EXERCISE. Your answer should consist of the lines in the following data that contain "course".

START DATA FOR THE TASK

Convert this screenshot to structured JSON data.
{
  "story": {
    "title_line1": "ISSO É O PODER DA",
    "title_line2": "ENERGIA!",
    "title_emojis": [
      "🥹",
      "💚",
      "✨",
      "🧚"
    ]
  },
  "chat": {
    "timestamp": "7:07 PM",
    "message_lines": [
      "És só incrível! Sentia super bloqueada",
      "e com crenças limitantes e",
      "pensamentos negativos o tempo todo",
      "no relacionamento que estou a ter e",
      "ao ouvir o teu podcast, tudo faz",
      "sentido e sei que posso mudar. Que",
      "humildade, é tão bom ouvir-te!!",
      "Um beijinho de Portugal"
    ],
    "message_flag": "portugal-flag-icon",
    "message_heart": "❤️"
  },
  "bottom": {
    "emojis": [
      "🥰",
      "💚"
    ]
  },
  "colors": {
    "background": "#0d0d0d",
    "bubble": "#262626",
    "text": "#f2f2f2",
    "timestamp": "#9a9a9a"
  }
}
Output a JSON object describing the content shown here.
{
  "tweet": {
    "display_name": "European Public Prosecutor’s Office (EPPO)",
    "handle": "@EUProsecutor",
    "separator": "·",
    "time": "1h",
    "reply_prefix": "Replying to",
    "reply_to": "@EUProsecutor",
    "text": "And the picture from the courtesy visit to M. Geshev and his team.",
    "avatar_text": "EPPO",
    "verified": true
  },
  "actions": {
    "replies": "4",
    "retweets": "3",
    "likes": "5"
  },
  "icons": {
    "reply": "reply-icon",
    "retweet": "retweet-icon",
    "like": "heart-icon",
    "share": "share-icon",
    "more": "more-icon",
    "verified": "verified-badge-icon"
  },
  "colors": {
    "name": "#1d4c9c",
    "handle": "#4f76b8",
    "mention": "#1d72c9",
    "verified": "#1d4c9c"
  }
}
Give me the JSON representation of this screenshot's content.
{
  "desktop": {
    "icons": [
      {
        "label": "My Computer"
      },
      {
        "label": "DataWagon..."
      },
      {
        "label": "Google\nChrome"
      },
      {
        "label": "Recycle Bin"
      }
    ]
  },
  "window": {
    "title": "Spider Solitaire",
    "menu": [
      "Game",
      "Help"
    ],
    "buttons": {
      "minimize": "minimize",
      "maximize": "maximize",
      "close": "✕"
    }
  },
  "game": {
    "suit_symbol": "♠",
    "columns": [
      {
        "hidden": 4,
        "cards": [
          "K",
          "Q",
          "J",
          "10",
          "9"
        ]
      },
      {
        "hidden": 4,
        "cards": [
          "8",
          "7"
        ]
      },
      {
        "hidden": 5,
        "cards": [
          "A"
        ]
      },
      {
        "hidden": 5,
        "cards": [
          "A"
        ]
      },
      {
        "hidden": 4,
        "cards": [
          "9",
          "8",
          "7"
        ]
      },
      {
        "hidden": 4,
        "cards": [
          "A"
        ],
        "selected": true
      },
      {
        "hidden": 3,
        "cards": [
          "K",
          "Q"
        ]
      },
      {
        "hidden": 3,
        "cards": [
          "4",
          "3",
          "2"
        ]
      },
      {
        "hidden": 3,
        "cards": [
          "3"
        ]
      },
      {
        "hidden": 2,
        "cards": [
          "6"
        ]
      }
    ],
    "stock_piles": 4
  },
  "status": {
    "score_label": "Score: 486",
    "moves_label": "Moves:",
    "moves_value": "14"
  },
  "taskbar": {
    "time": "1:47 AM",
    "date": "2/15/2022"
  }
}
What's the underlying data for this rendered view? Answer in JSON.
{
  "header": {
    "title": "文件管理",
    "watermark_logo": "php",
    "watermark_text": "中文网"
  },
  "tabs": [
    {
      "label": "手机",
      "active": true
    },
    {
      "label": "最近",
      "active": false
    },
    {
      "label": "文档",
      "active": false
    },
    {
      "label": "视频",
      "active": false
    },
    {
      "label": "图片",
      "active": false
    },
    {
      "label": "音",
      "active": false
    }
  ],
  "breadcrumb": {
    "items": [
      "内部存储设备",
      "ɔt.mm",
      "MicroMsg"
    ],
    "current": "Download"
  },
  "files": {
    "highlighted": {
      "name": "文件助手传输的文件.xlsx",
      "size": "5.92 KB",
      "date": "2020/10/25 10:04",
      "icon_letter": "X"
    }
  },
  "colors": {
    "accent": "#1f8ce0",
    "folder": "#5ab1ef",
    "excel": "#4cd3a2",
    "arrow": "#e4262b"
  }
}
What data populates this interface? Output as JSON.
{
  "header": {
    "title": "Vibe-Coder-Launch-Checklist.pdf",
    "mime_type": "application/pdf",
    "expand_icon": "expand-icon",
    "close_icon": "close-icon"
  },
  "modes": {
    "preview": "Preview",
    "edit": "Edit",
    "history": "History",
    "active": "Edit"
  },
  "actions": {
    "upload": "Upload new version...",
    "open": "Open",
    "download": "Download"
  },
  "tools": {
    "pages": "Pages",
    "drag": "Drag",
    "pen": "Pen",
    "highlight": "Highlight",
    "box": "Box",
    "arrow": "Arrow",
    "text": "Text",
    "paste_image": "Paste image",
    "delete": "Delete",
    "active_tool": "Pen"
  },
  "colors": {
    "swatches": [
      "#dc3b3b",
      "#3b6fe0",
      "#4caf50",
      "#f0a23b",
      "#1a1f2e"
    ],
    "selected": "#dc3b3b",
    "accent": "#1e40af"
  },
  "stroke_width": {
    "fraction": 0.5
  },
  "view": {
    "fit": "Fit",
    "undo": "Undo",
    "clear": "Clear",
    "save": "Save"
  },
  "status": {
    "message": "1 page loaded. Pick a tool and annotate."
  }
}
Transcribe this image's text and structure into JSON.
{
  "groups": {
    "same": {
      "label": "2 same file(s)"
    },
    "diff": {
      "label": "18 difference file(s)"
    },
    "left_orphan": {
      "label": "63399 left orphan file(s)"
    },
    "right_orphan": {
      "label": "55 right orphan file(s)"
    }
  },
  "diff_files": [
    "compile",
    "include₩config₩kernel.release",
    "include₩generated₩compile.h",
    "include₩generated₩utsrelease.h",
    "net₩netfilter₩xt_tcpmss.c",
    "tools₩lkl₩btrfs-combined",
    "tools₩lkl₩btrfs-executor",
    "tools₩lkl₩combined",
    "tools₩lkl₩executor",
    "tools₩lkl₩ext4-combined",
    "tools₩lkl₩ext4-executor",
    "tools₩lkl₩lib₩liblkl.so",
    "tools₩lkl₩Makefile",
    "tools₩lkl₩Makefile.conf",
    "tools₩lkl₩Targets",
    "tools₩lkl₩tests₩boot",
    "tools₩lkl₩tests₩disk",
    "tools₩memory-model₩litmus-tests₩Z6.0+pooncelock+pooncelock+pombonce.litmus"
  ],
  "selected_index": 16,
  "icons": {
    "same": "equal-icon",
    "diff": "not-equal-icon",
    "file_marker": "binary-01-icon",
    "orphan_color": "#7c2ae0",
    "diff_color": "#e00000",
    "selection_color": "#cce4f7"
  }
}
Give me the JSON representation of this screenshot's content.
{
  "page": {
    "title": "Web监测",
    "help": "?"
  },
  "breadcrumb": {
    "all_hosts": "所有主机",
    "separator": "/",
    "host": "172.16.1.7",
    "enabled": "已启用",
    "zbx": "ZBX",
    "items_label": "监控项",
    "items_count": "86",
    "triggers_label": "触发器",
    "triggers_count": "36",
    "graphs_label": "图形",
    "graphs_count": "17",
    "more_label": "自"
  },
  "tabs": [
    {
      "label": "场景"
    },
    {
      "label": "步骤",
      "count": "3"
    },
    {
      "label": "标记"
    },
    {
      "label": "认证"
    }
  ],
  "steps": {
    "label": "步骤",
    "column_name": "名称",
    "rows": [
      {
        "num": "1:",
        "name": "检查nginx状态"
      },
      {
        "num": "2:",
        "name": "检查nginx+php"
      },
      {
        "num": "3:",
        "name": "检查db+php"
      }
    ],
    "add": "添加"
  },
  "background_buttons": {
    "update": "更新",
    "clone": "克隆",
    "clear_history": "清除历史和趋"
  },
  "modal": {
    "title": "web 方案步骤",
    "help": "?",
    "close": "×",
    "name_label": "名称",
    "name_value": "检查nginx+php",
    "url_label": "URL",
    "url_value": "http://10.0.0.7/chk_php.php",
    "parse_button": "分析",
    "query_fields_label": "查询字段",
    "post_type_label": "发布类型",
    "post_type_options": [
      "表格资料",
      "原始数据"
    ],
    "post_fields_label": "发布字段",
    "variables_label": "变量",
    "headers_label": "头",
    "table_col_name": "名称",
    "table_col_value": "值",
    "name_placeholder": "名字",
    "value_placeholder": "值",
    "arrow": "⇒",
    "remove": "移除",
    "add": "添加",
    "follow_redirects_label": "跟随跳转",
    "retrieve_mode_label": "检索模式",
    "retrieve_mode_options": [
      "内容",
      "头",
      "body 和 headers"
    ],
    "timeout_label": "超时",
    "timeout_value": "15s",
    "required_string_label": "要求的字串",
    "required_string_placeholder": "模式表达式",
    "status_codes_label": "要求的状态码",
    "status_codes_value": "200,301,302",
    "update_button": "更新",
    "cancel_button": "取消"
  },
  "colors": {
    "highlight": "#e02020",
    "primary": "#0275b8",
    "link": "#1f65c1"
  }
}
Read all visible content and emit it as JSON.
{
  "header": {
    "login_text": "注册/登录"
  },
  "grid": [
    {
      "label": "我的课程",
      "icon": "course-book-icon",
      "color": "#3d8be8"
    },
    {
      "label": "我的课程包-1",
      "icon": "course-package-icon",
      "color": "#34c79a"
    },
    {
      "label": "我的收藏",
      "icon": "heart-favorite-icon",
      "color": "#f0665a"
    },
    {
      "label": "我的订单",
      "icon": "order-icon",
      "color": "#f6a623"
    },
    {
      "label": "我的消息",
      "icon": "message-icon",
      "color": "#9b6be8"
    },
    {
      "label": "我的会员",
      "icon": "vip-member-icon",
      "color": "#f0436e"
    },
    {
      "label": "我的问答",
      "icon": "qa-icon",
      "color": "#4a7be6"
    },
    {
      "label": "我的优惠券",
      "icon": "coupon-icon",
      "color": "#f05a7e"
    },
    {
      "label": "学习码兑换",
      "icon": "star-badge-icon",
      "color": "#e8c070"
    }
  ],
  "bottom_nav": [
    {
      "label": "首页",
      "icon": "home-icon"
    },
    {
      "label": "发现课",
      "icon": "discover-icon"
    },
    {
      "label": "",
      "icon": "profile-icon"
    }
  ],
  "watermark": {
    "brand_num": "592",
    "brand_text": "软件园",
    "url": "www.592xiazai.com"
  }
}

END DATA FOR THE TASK

WRITTEN RESPONSE.
      "icon": "course-book-icon",
      "icon": "course-package-icon",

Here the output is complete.